‘Geography is one of those richly comprehensive subjects whose relevance is all around us. Where we come from, what we eat, how we move about and how we shape our future are all directly the province of the geographer. More than ever we need the geographer’s skills and foresight to help us learn about our planet - how we use it and how we abuse it.”
Geography is the study of places and the relationships between people and their environments. Geographers explore the physical properties of the earth’s surface and the human societies spread across them. Geography is therefore, in essence, the study of the world around us, and just as the world is continually changing, and so is Geography. Consequently, Geography is a dynamic, vital and lively subject. Being able to understand some of the processes behind these changes and being able to predict potential outcomes means Geographers have important skills necessary to help manage the future of the planet. Over the course, you will develop an understanding of the processes causing the current migration crisis, global warming, famine in Africa and rising sea levels. It is perfectly possible to study Geography at A-level without Geography GCSE, so please do not let this put you off if you want to know more about the world in which we live.
We will be studying the Welsh Board (Eduqas) A Level Geography curriculum and will be learning about the following topics:
Topic: Some key questions:
Tectonic hazards: How does the structure of our Earth cause volcanic and seismic events?
Can we predict earthquakes?
What factors determine the vulnerability of a population to a volcanic eruption?
Global governance: In which ways has our world been shrinking?
Why has there been a recent dramatic rise in refugees?
Who owns our oceans and what geopolitical conflicts have arisen over their use?
Global systems: What is a system?
How are the carbon and water cycles connected?
What is the link between the increased store of carbon in our atmosphere and recent increases in extreme weather events?
Glaciated landscapes: What causes glacial periods?
How have glaciers shaped the UK landscape?
What impact is human activity having on glaciated areas?
Development in Africa: How is desertification blighting the lives of millions of people in Africa?
What is the resource curse?
How can we promote development in Africa?
Weather and climate: Why is it frequently cloudy and rainy in the UK?
What are the causes and impacts of hurricanes?

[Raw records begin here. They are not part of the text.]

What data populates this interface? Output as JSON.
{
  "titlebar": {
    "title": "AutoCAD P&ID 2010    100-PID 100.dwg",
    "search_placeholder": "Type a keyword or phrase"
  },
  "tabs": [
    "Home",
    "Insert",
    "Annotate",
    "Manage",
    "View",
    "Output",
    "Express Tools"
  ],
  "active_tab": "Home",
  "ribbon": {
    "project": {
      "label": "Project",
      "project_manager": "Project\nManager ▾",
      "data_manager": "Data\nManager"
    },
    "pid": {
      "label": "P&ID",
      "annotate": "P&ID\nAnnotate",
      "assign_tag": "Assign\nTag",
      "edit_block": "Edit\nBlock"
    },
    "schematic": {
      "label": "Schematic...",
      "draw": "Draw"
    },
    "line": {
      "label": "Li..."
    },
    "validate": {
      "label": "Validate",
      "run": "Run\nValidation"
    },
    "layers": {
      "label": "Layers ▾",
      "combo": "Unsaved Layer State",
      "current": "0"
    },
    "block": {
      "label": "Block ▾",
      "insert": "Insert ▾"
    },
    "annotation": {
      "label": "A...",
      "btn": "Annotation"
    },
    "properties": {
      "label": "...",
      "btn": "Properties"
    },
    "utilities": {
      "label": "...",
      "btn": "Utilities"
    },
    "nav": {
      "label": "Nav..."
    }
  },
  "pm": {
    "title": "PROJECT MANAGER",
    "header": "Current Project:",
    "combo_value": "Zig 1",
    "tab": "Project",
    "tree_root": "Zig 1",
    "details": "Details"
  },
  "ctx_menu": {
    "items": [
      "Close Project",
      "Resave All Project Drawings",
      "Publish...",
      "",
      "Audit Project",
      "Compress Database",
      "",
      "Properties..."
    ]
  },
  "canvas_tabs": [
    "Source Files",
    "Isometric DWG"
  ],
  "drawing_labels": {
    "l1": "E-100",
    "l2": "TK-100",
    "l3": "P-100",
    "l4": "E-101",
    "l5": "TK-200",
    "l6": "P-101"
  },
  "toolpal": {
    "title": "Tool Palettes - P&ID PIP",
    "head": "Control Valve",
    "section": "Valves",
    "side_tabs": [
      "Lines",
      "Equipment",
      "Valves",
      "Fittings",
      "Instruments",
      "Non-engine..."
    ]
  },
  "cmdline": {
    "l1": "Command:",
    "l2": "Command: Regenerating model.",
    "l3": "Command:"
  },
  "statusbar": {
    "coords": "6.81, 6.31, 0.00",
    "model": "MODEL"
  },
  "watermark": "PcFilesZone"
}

Why are cities often warmer than their surroundings?
Changing places: When people think of Sheffield, what do they imagine? How is this image shaped by film, songs and the media more generally?

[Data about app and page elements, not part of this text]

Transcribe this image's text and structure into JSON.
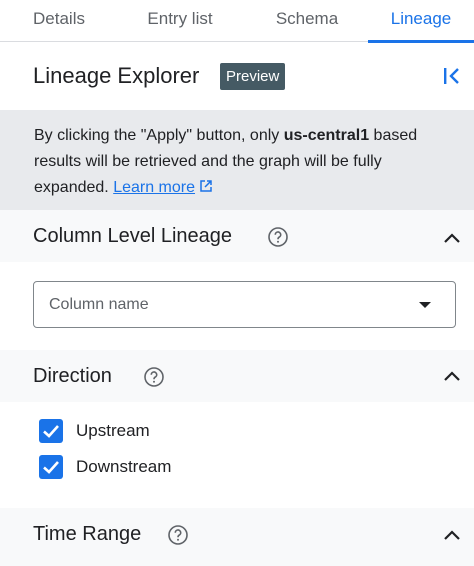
{
  "tabs": [
    {
      "label": "Details"
    },
    {
      "label": "Entry list"
    },
    {
      "label": "Schema"
    },
    {
      "label": "Lineage"
    }
  ],
  "active_tab": "Lineage",
  "header": {
    "title": "Lineage Explorer",
    "badge": "Preview",
    "collapse_icon": "collapse-left-icon"
  },
  "info": {
    "text_before": "By clicking the \"Apply\" button, only ",
    "region": "us-central1",
    "text_after": " based results will be retrieved and the graph will be fully expanded. ",
    "link": "Learn more",
    "link_icon": "open-in-new-icon"
  },
  "column_lineage": {
    "title": "Column Level Lineage",
    "select_placeholder": "Column name"
  },
  "direction": {
    "title": "Direction",
    "options": [
      {
        "label": "Upstream",
        "checked": true
      },
      {
        "label": "Downstream",
        "checked": true
      }
    ]
  },
  "time_range": {
    "title": "Time Range"
  },
  "colors": {
    "accent": "#1a73e8",
    "badge_bg": "#455a64",
    "info_bg": "#e8eaed"
  }
}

How is the knowledge economy and technology shaping places today?
How are places ‘branded’ in order to attract visitors?
The Academy’s general entry criteria of a minimum of five 4s at GCSE apply. A minimum of 4 in English Language is needed to study Geography at A Level.
Whether you want to help prevent climate change and natural disasters, or improve quality of life and overpopulation, a geography degree will equip you to make a difference in the world. Your understanding and interpretation of complex issues will stand you in good stead if you choose to specialise in a specific geographic discipline, but equally allow you to work in other careers and industries. Some modules you may study are:
Environmental change: Past and present
Health, space and justice
Geographic Information Systems (GIS)
Wilderness and habitats
Natural resource management
Water science and management
Sustainable development: Nature and city
Globalisation and regional development
Geography is considered one of the broadest subject areas. And, it has one of the highest employability rates of all undergraduate degrees!
As a graduate you’ll be an attractive candidate for most jobs thanks to your range of transferable skills, including problem-solving, critical thinking, data analysis, technical computing, and team working.
If you want to put your degree to direct use, you could work in:
town and transport planning
conservation, sustainability, and geoscience
tourism, ecology, and environment
international aid and development
cartographer and GIS consultancy
But, don’t forget all those interdisciplinary skills you’ll be learning, which could set you up for a career in:
accounting and finance
logistics and distribution
IT and computing
government and NGOs
business and management